Dobrokhotov
© Sputnik
FILE PHOTO. Roman Dobrokhotov, leader of the "We" movement, takes part in opposition protest in the mini park on Kudrinskaya Square, Moscow.
Police in Moscow have raided the home of Roman Dobrokhotov, editor-in-chief of Russian investigative outlet The Insider, in connection to a defamation case. His publication has been accused of lying about a Dutch researcher.

The search comes less than a week after the website he founded was labeled a 'foreign agent' by the authorities.


Comment: Lest we forget it was the US that began this whole business of defining government funded news outlets as 'foreign agents': 'Smeared, shut out & shadow-banned': The inside story of how RT was branded a 'foreign agent' by free press-loving US officials


Dobrokhotov revealed on social media early on Wednesday morning that police officers had come to his flat.

"It seemed like I am being searched. The police are knocking on my door," he wrote on Twitter. "Litovsky Boulevard 5/10, Apartment 164. A lawyer would not hurt."

According to Oksana Oparenko, a lawyer working for Dobrokhotov, the search is part of an investigation into a defamation case brought by Dutch researcher Max van der Werff. "Roman Dobrokhotov is a witness in the case," she said, noting that the case was filed against unidentified people.

She claimed that police seized his passport during the search of his apartment. He had been planning to get on an international flight later on Wednesday, Oparenko added.

Van der Werff has already publicly accused Dobrokhotov of libeling him after The Insider claimed that the Dutchman secretly cooperates with the GRU, Russia's foreign military intelligence agency, to spread information about the Malaysian Airlines Boeing MH17 that was shot down over Ukrainian territory in July 2014.

The search comes just five days after The Insider's Latvia-registered legal entity and five of its journalists were added to the Justice Ministry's list of foreign agents. Outlets put on the list must submit detailed financial reports every quarter and are required to preface everything they publish with a text informing readers about their status.

The Insider is best known for its cooperation with British investigative collective Bellingcat.
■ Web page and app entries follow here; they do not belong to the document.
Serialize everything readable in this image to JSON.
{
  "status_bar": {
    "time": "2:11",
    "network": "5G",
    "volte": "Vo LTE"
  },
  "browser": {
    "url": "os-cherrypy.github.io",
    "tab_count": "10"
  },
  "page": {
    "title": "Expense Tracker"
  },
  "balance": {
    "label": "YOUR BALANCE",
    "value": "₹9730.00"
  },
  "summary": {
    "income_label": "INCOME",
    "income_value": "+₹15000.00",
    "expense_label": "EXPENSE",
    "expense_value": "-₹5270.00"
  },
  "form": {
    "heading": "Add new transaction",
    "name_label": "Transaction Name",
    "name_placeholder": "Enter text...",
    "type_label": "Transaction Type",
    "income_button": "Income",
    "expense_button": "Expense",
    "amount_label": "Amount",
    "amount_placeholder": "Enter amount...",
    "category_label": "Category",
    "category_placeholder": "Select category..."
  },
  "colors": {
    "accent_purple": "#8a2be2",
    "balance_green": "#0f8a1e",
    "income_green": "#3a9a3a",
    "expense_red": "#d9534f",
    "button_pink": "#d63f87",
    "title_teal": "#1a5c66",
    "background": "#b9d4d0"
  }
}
The pair most recently accused the Russian authorities of attempting to poison the famous comedy writer Dmitry Bykov.